Q: What’s your philosophy for putting together a storytime?
Kristen: I would say my general philosophy is to make it valuable, make it fun, and make it age appropriate. I do three storytimes a week: babies, toddlers, and preschoolers. That gives me the opportunity to really gear storytimes to all of these unique age groups and their developmental needs. I want to make sure that parents are walking away with knowledge about early literacy and how storytimes support that. I also want to make sure that the books/rhymes/etc. that I’m choosing are going to work with the age group for whatever storytime I’m planning. What’s most important to me is that I make it fun! Storytime is one of my favorite things every week, and I try to make sure that everything I’m doing in storytime is fun for me, which usually translates to being fun for the kids. So my first questions are: “Am I basing this around early literacy?” and “Is this age appropriate?” After that, I have to ask: “Is it fun?”

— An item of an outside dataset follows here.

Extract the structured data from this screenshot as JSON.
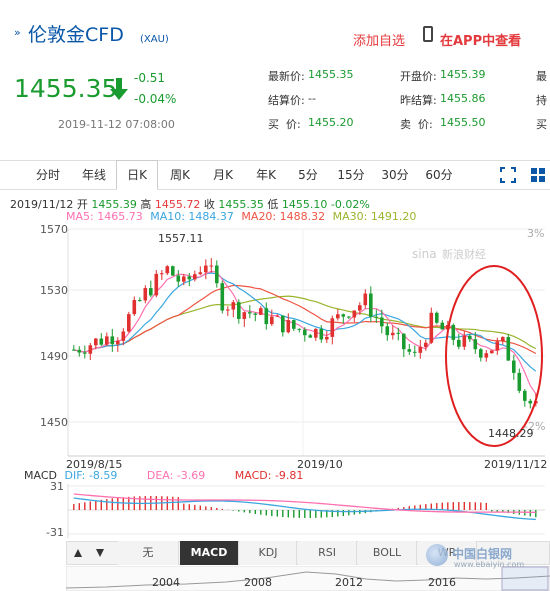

Q: What one storytime skill are you really, really great at? Okay, you can share two things.
Kristen: I love being a goofball and getting silly with the kids. I think I get at least as excited as they do when we sing the banana song or do Zoom, Zoom or some of my other favorite action rhymes and fingerplays. I also pick lots of silly books, because yelling, flailing, and overdramatic crying are some of my favorite things to do in storytime. I think another skill I have—and this is definitely a learned skill that I’m honing with every storytime I do—is being incredibly flexible with the storytime plan. If something isn’t working, I’m not afraid to stop it, and move on to the next thing and try that instead.
If you had free reign to try anything in storytime, what would it be?
Kristen: I’d really love to have more instruments and live music in storytime. I saw a presentation by a music teacher who showed us all how she did a drum circle with kids and that made me want to buy a set of storytime drums so badly! My coworker plays the guitar and when she brings it to storytime the magic of live music is so wonderful to watch. I’ve been thinking about trying my hand at learning an instrument of my own to bring that element in—maybe the ukulele.
Q: How do you go about continuing to develop your storytime skills?
Kristen: I’ve been thinking about this a lot lately, as I’ve realized that I’ve become so much more comfortable with storytimes over the past few months, but that every storytime is a learning experience. And I hope I’m never NOT trying new things in storytime and building upon my skill set, to keep it fresh for me and the kids. Trying new things, and learning from them, is the best way to keep getting better at providing storytimes. I also have a wonderful coworker who has a lot of storytime experience, and has been a great sounding board for me to figure out solutions to problems, suggest great books that work really well, and think about how to continually make my storytimes better. I try to attend as many storytime swaps as I can, and whenever I meet another children’s librarian I make sure to ask about his or her favorite books and activities. And the blogosphere has been hugely helpful to me. Children’s librarians are so generous in sharing what they do—I love to read about what other people do in storytime and I’ve learned so much from different blogs that help me to create engaging storytimes.